By Pablo Duer
Tel Aviv, Jan 18 (EFE).- The LGBTQ community in Israel says it is on the frontline of a widespread offensive against several minority groups that Benjamin Netanyahu’s new hard-line government and his far-right and ultra-Orthodox partners are targeting.
“I have nothing against LGBTQ people or leftists, I oppose the ideas and the ideology,” deputy minister and leader of the homophobic Noam party Avi Maoz said during the government’s swearing-in less than a month ago.
Similar statements are common among the ministers of the new government, as well as policy proposals like an amendment to the anti-discrimination law that would enable doctors and businesses to deny treatments or services on religious grounds.
Tel Aviv hosts the largest Pride Parade in the Middle East annually, an event that previous governments have described as an example of the country’s liberal and democratic values.
“I dismissed it for a long time. I said that nothing was going to happen, that they were inapplicable policies, but now reality shows us something else, we are following models like the one in Hungary, and that forces us to intensify our fight,” Hila Peer, head of the Israeli LGBTQ association Aguda, tells Efe.
Homophobic incidents have seen a 75% increase in the last year, which, according to Peer, proves that the “rhetoric is enough to generate an atmosphere of violence in the streets,” even before applying any specific policies.
Aguda, as well as several other NGOs, has urged people to take to the streets and join massive anti-government demonstrations that have been taking place in Tel Aviv in recent weeks.
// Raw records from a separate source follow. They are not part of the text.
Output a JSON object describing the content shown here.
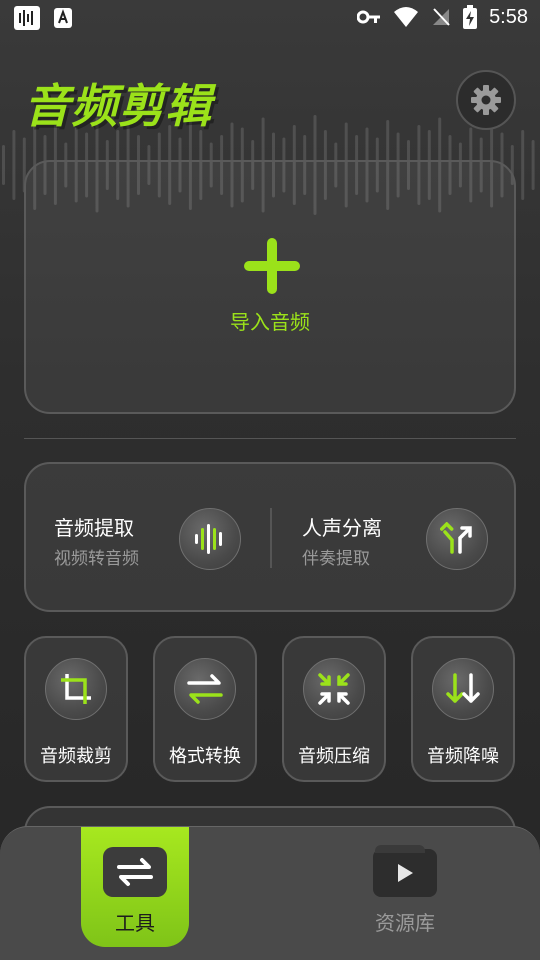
{
  "status_bar": {
    "time": "5:58"
  },
  "header": {
    "title": "音频剪辑"
  },
  "import": {
    "label": "导入音频"
  },
  "combo": {
    "left": {
      "title": "音频提取",
      "subtitle": "视频转音频"
    },
    "right": {
      "title": "人声分离",
      "subtitle": "伴奏提取"
    }
  },
  "tools": [
    {
      "label": "音频裁剪",
      "icon": "crop-icon"
    },
    {
      "label": "格式转换",
      "icon": "convert-arrows-icon"
    },
    {
      "label": "音频压缩",
      "icon": "compress-icon"
    },
    {
      "label": "音频降噪",
      "icon": "denoise-arrows-icon"
    }
  ],
  "bottom_nav": {
    "tools_label": "工具",
    "library_label": "资源库"
  },
  "colors": {
    "accent": "#9be21a",
    "background": "#2e2e2e",
    "card_border": "#5a5a5a"
  }
}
Havruta, a religious community of homosexuals, is one of the most active organizations currently.
Many of its members now regret voting for Netanyahu and his partners and say they are surprised by the government’s offensive against them.
“Suddenly the religious authorities feel more empowered to express their opinions against us,” Havruta chief Shay Bramson stresses.
Voicing their concerns about conversion therapy, which was banned early last year, community members believe it could be reinstated by the government, the most far-right in Israel’s history.
Bramson says that he was forced to undergo conversion therapies during his adolescence.
“Our fight is not against the government but against specific policies directed at us and at other minorities, such as women and the Arab population of Israel.
“We consider they are policies that go against the state and against the values of Judaism,” Bramson adds.
The LGBTQ community and other minorities have also joined the recent protests against the legal reforms planned by the new coalition that would grant more power to the government and weaken the judicial system.
Peer is concerned that such reforms will target the gay community first.
“I think if we don’t stand our grounds strong enough to show values, to explain to the public the importance of minorities’ rights and liberalism, once we fall, I don’t know who is going to be there after us if we don’t protect those rights,” she concluded.EFE